 Ross Wilson, “Turkish Election: An AKP Victory with Limits,” New Atlanticist: Policy and Analysis Blog, 13 June 2011. Http://www.acus.org/new_atlanticist/turkish-election-akp-victory-limits, accessed 2 September 2011; “Kurds Make Big Gains in Turkish Election,” Today’s Zaman, 13 June 2011. Http://www.todayszaman.com/news-247215-kurds-make-big-gains . . . , accessed 3 September 2011.
 Habib Guler, “Parliament-Boycotting BDP Plans to Take Oath in October,” Today’s Zaman, 21 August 2011. Http://www.todayszaman.com/news-255011-parliament-boycotting-bdp . . ., accessed 3 September 2011; “Prominent Kurdish Politician Stripped of Parliamentary Seat in Turkey,” Kurd Net, 23 June 2011. Http://www.ekurd.net/mismas/articles/misc2011/6/turkey3267.htm, accessed 3 September 2011.
 Robert Tait, “Turkey’s Military Strikes Could Herald Closure for Kurdish Opening,” RFE/RL, 24 August 2011.
Http://www.rferl.org/content/turkish_offensive_could_close_kurdish_opening/24307002.ht . . . , accessed 29 August 2011.
 “Turkey Prepares for Ground Assault on Kurdish Rebels in Iraq,” Deutsche Welle, 24 August 2011. Http://www.dw-world.de/dw/article/0,,15342116,00.html, accessed 29 August 2011. The PKK killed nearly 40 Turkish soldiers beginning in July 2011, claiming its attacks were in retaliation for earlier government special forces operations that had killed more than 20 rebels.
 Zarakolu was suddenly released from prison in April 2012.
 Interestingly, Leyla Zana shortly afterwards declared that she had confidence in Erdogan’s ability to solve the Kurdish problem. “Leyla Zana Stands by Erdogan Remarks in Spite of BDP Reaction,” Today’s Zaman, 15 June 2012. Http://www.todayszaman.com/news-283606. . . , accessed 18 June 2012. On 30 June 2012 she actually met with the Turkish prime minister, an event that caused bitter debate within in the Kurdish community, but to this author seemed a positive step. “Zana Reveals Details of Erdogan Meeting,” Hurriyet Daily News, 1 July 2012. Http://www.hurriyetdailynews.com/zana . . . , accessed 13 July 2012.
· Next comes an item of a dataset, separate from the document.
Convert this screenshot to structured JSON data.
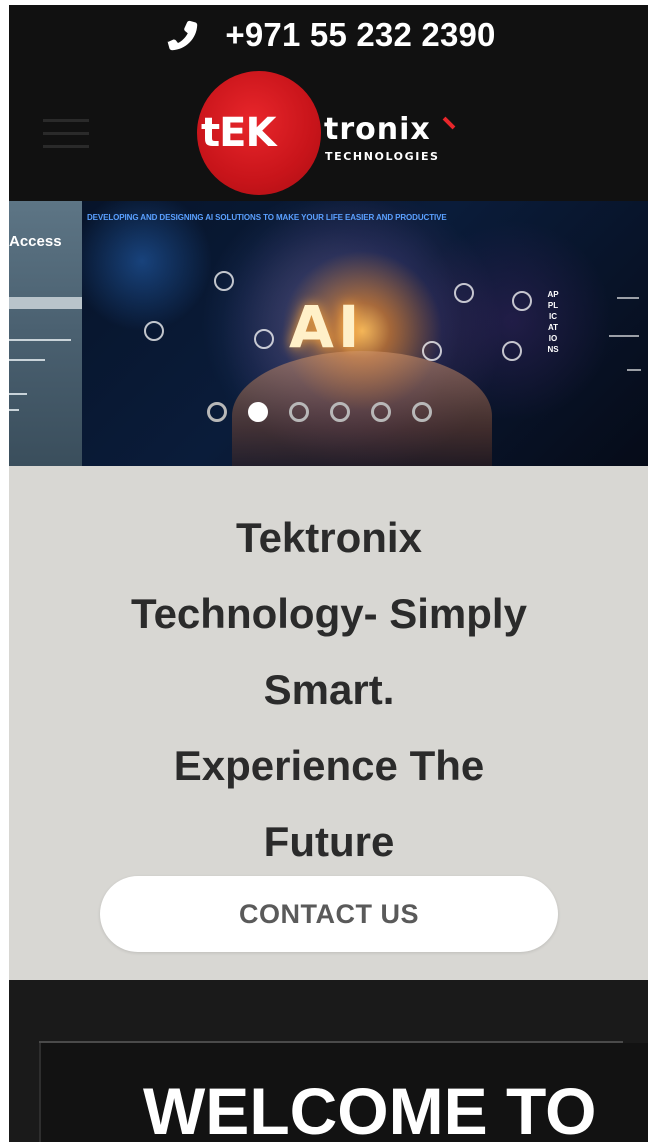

 Human Rights Watch, “Turkey Arrests Expose Flawed Justice System,” 1 November 2011. Http://www.hrw.org/news/2011/11/01/turkey-arrests-expose. . . , accessed 13 November 2011.
 Ibid. Meral Danis Bestas, the current vice-chair of the BDP, told me on 16 May 2012 when I spoke with her through a translator in London that more than 6,000 had been detained by the Turkish authorities.
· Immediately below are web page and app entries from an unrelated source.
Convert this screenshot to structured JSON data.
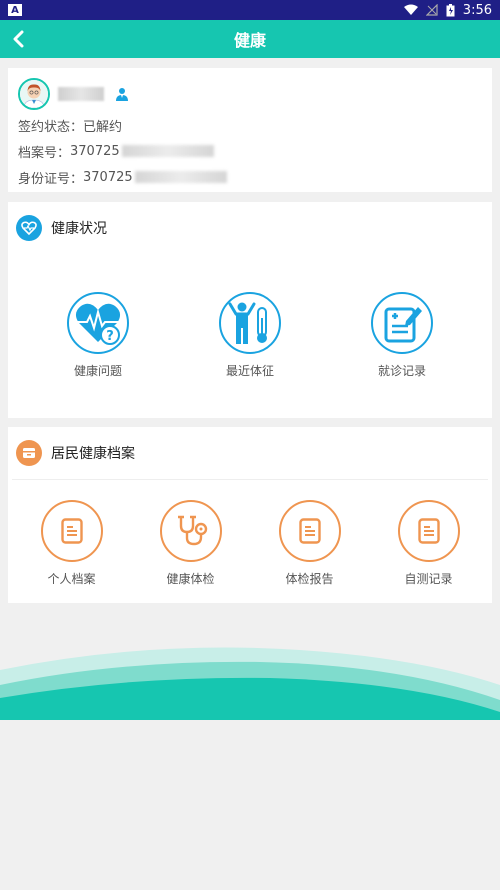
{
  "status_bar": {
    "time": "3:56",
    "app_badge": "A"
  },
  "header": {
    "title": "健康"
  },
  "profile": {
    "sign_status_label": "签约状态：",
    "sign_status_value": "已解约",
    "file_no_label": "档案号：",
    "file_no_value": "370725",
    "id_no_label": "身份证号：",
    "id_no_value": "370725"
  },
  "health_status": {
    "title": "健康状况",
    "items": [
      {
        "label": "健康问题",
        "icon": "heart-question-icon"
      },
      {
        "label": "最近体征",
        "icon": "person-thermometer-icon"
      },
      {
        "label": "就诊记录",
        "icon": "clipboard-edit-icon"
      }
    ]
  },
  "resident_records": {
    "title": "居民健康档案",
    "items": [
      {
        "label": "个人档案",
        "icon": "document-icon"
      },
      {
        "label": "健康体检",
        "icon": "stethoscope-icon"
      },
      {
        "label": "体检报告",
        "icon": "document-icon"
      },
      {
        "label": "自测记录",
        "icon": "document-icon"
      }
    ]
  },
  "colors": {
    "primary": "#16c6b0",
    "blue": "#1aa3e0",
    "orange": "#ef9550",
    "status_bar": "#1f1f86"
  }
}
 “Kurdish Can Be Taught in Turkey’s Schools, Erdogan Says,” BBC News Europe, 12 June 2012. Http://www.bbc.co.uk/news/world-europe-18410596, accessed 13 July 2012; Hermione Gee, “Turkish Party Leaders to Meet on New Kurdish Initiative,” Rudaw, 6 June 2012. Http://www.rudaw.net/english/news/turkey/4811.html, accessed, 7 July 2012.
 Matthew Arnold, “Dover Beach.”
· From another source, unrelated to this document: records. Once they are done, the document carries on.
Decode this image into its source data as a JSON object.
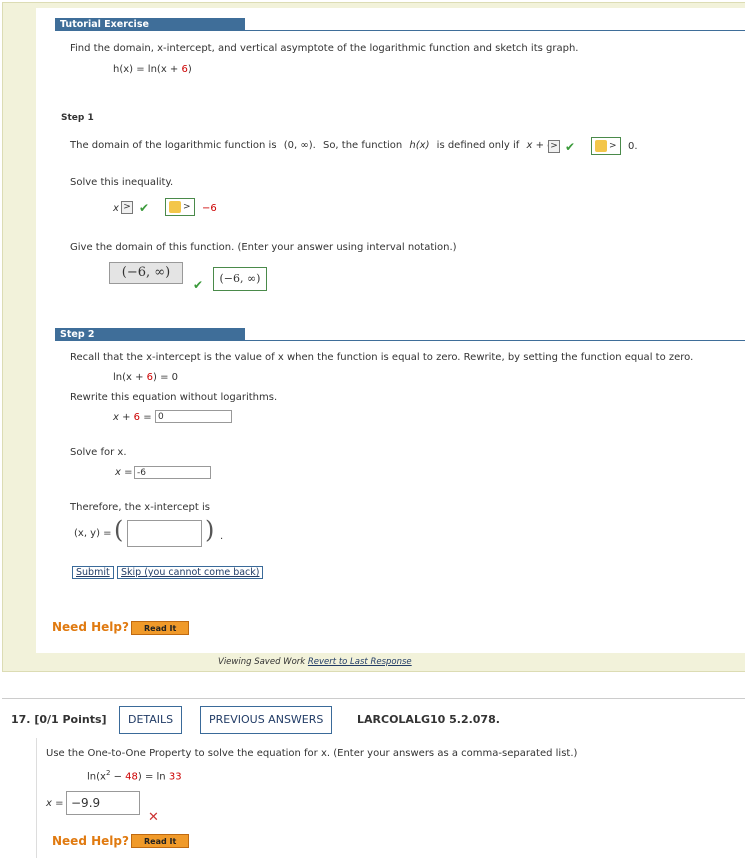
{
  "tutorial": {
    "header": "Tutorial Exercise",
    "prompt": "Find the domain, x-intercept, and vertical asymptote of the logarithmic function and sketch its graph.",
    "func_lhs": "h(x) = ln(x + ",
    "func_six": "6",
    "func_rhs": ")"
  },
  "step1": {
    "header": "Step 1",
    "domain_text_a": "The domain of the logarithmic function is",
    "domain_interval": "(0, ∞).",
    "domain_text_b": "So, the function",
    "hx": "h(x)",
    "domain_text_c": "is defined only if",
    "cond_expr": "x + 6",
    "op_box": ">",
    "key_op": ">",
    "zero": "0.",
    "solve_label": "Solve this inequality.",
    "x_var": "x",
    "ineq_box": ">",
    "ineq_key_op": ">",
    "neg_six": "−6",
    "domain_prompt": "Give the domain of this function. (Enter your answer using interval notation.)",
    "domain_answer": "(−6, ∞)",
    "domain_correct": "(−6, ∞)"
  },
  "step2": {
    "header": "Step 2",
    "recall_text": "Recall that the x-intercept is the value of x when the function is equal to zero. Rewrite, by setting the function equal to zero.",
    "eq_lhs": "ln(x + ",
    "eq_six": "6",
    "eq_rhs": ") = 0",
    "rewrite_label": "Rewrite this equation without logarithms.",
    "rw_lhs": "x + ",
    "rw_six": "6",
    "rw_eq": " =",
    "rw_value": "0",
    "solve_label": "Solve for x.",
    "x_eq": "x =",
    "x_value": "-6",
    "therefore": "Therefore, the x-intercept is",
    "xy_label": "(x, y) =",
    "xy_value": "",
    "submit": "Submit",
    "skip": "Skip (you cannot come back)"
  },
  "help": {
    "need_help": "Need Help?",
    "read_it": "Read It",
    "viewing": "Viewing Saved Work",
    "revert": "Revert to Last Response"
  },
  "q17": {
    "number": "17.  [0/1 Points]",
    "details": "DETAILS",
    "previous": "PREVIOUS ANSWERS",
    "code": "LARCOLALG10 5.2.078.",
    "prompt": "Use the One-to-One Property to solve the equation for x. (Enter your answers as a comma-separated list.)",
    "eq_a": "ln(x",
    "eq_sup": "2",
    "eq_b": " − ",
    "eq_48": "48",
    "eq_c": ") = ln ",
    "eq_33": "33",
    "x_label": "x =",
    "answer": "−9.9",
    "need_help": "Need Help?",
    "read_it": "Read It"
  },
  "colors": {
    "header_blue": "#3f6e99",
    "panel": "#f2f2da",
    "help_orange": "#e07a10",
    "correct": "#3a9a3a",
    "wrong": "#cc3333"
  }
}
 Alfred Lord Tennyson, “Ulysses.”
This page can be found at http://jia.sipa.columbia.edu/closing-turkey%E2%80%99s-kurdish-opening.